Speaking of heavier Sci-Fi, the oldest short of the bunch, Phoenix 9, was directed by Amir Reichart (Guardian 2018) and written by Peer Gopfrich. It is about the Earth after an apocalyptic nuclear war, and nearly everywhere on Earth has been reduced to a scorched desert. The only hope for the survivors, like Claire (Daniela Flynn: Alien Origin 2012) and Warren (Paul Lange: Maybe Tomorrow 2014), is entry into a secret installation but this comes at a high price.
The dusty wastelands and CGI interfaces stick out after the fancy homes and apartments of the prior shorts, and there is even some technobabble. Otherwise, it is 1979’s Mad Max without the title character. Just survivor stress as the band barely stick together in search of their sanctuary. It has the quickest pace of the shorts, with plenty going on from the start. The visuals are not half-bad either – better than some feature-length flicks. The drama is not as strong as IN/FINITE or Seed, but it still holds up. In fact, it might have been the strongest film overall if it was not for the ending: no clues this time, it just stops.
Not to be excluded, there is also Redux by writer and director Vitaly Verlov (Forever After 2011) has a scientist (Russell Bradley Fenton: PawParazzi 2018) trying to send a message back in time before he can be caught by his boss (Roberts) and his security team. That is pretty much it. There is not even much dialogue, but plenty of its Refn-meets-Vangelis soundtrack. While it is technically sound, and Roberts gets a payday, one could hit Skip on the DVD remote or on-screen player by accident at the start and not miss a thing.

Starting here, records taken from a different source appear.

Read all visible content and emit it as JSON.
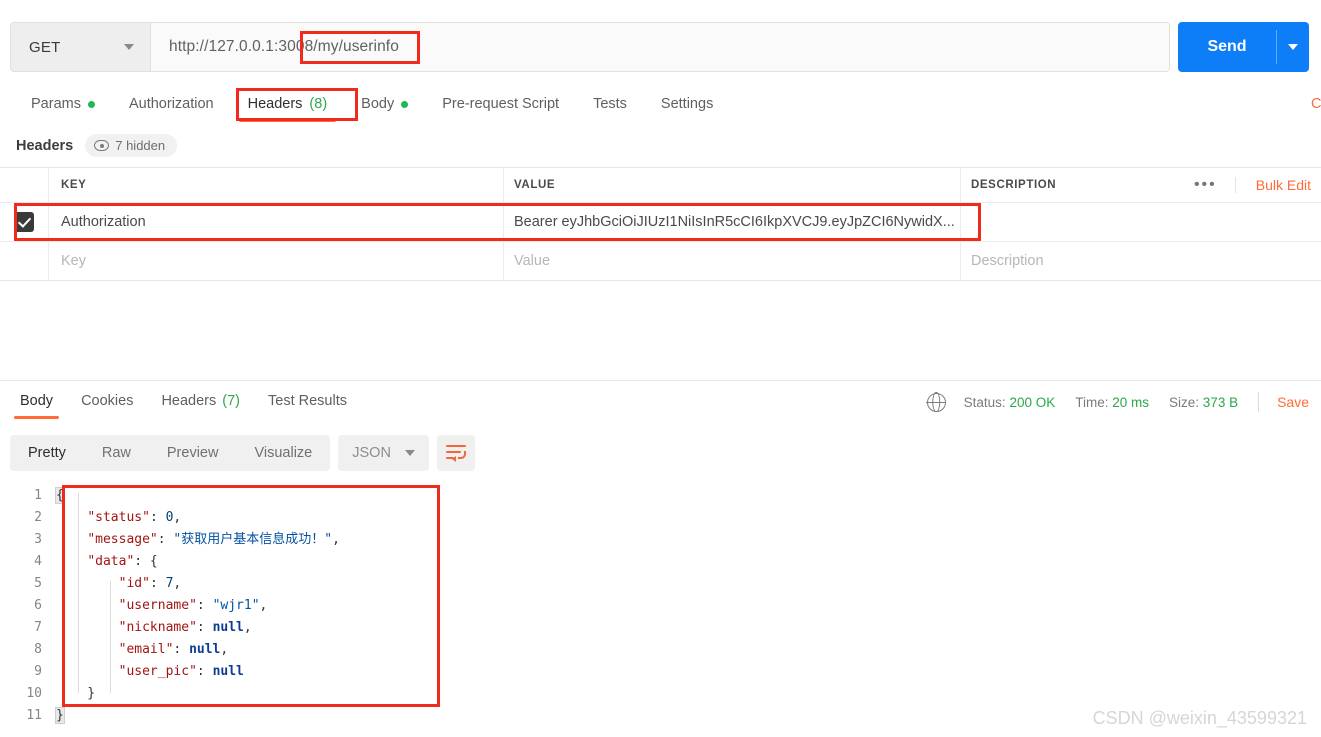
{
  "request": {
    "method": "GET",
    "url": "http://127.0.0.1:3008/my/userinfo",
    "send_label": "Send",
    "tabs": [
      {
        "label": "Params",
        "dot": true,
        "count": null,
        "active": false
      },
      {
        "label": "Authorization",
        "dot": false,
        "count": null,
        "active": false
      },
      {
        "label": "Headers",
        "dot": false,
        "count": "(8)",
        "active": true
      },
      {
        "label": "Body",
        "dot": true,
        "count": null,
        "active": false
      },
      {
        "label": "Pre-request Script",
        "dot": false,
        "count": null,
        "active": false
      },
      {
        "label": "Tests",
        "dot": false,
        "count": null,
        "active": false
      },
      {
        "label": "Settings",
        "dot": false,
        "count": null,
        "active": false
      }
    ],
    "cookies_cut_label": "Cookies",
    "headers_section": {
      "title": "Headers",
      "hidden_badge": "7 hidden",
      "columns": {
        "key": "KEY",
        "value": "VALUE",
        "description": "DESCRIPTION"
      },
      "bulk_edit_label": "Bulk Edit",
      "more_label": "•••",
      "rows": [
        {
          "checked": true,
          "key": "Authorization",
          "value": "Bearer eyJhbGciOiJIUzI1NiIsInR5cCI6IkpXVCJ9.eyJpZCI6NywidX...",
          "description": ""
        }
      ],
      "placeholders": {
        "key": "Key",
        "value": "Value",
        "description": "Description"
      }
    }
  },
  "response": {
    "tabs": [
      {
        "label": "Body",
        "count": null,
        "active": true
      },
      {
        "label": "Cookies",
        "count": null,
        "active": false
      },
      {
        "label": "Headers",
        "count": "(7)",
        "active": false
      },
      {
        "label": "Test Results",
        "count": null,
        "active": false
      }
    ],
    "meta": {
      "status_label": "Status:",
      "status_value": "200 OK",
      "time_label": "Time:",
      "time_value": "20 ms",
      "size_label": "Size:",
      "size_value": "373 B",
      "save_label": "Save"
    },
    "format_tabs": [
      {
        "label": "Pretty",
        "active": true
      },
      {
        "label": "Raw",
        "active": false
      },
      {
        "label": "Preview",
        "active": false
      },
      {
        "label": "Visualize",
        "active": false
      }
    ],
    "format_selected": "JSON",
    "body_lines": [
      {
        "no": "1",
        "code": "{"
      },
      {
        "no": "2",
        "code": "    \"status\": 0,"
      },
      {
        "no": "3",
        "code": "    \"message\": \"获取用户基本信息成功！\","
      },
      {
        "no": "4",
        "code": "    \"data\": {"
      },
      {
        "no": "5",
        "code": "        \"id\": 7,"
      },
      {
        "no": "6",
        "code": "        \"username\": \"wjr1\","
      },
      {
        "no": "7",
        "code": "        \"nickname\": null,"
      },
      {
        "no": "8",
        "code": "        \"email\": null,"
      },
      {
        "no": "9",
        "code": "        \"user_pic\": null"
      },
      {
        "no": "10",
        "code": "    }"
      },
      {
        "no": "11",
        "code": "}"
      }
    ],
    "body_json": {
      "status": 0,
      "message": "获取用户基本信息成功！",
      "data": {
        "id": 7,
        "username": "wjr1",
        "nickname": null,
        "email": null,
        "user_pic": null
      }
    }
  },
  "annotations": {
    "color": "#f12a1e",
    "boxes": [
      "url-path",
      "headers-tab",
      "authorization-row",
      "response-body-json"
    ]
  },
  "watermark": "CSDN @weixin_43599321",
  "colors": {
    "accent_orange": "#ff6c37",
    "send_blue": "#0d7ef7",
    "status_green": "#2aa84a",
    "annotation_red": "#f12a1e"
  }
}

This is where things get weird. Some of the pre-release info of the film said there would be an extra short by French Director Marc-Henri Boulier (All Men Are Called Robert 2010)- likely his 2015 A.I. film Juliet, but that is not what is on offer. The final short is the pilot episode of 2017’s New York 2150 series, written and directed by Harry Assouline (Conundrum! 2018). Here, a bounty hunter named Jayden Jaxon (Kalen J. Hall: The Kidnapping of a Fish 2016) teams up with ex-cop Mac Cole (Marcus Brandon: In the Shadows of Sugar Hill 2017) to take down a serial killer for a good price.
It has the heaviest Sci-Fi theme of all the shorts- flying cars, space stations, spaceships, and other fancy doodads. And while they do not look as high-end as Phoenix 9, they manage to mostly hold up. Unfortunately, the acting is not as hot as in the prior shorts, and the dialogue is rather cheesy too. Despite all of this, New York 2150 manages to be entertaining in that corny, Action movie way. The biggest bugbear is the ending, which is left open because other episodes were meant to carry the story.
So, 5 Galaxies is a very mixed bag. Seed and IN/FINITE have legit cinematic chops, though they are rather slow-paced. Phoenix 9 had the pace and okay drama, but somehow disappeared into another dimension before the goal line. One could blink and miss Redux altogether, and New York 2150 is cornball gold. It does not help that only one short – IN/FINITE – has a straightforward ending.
Overall, Sci-Fi fans might be entertained, though even they would be best advised to stick to catching it digitally or see if the best shorts have separate releases elsewhere. Because as a total package, Cryptic Rock gives 5 Galaxies 3 out of 5 stars.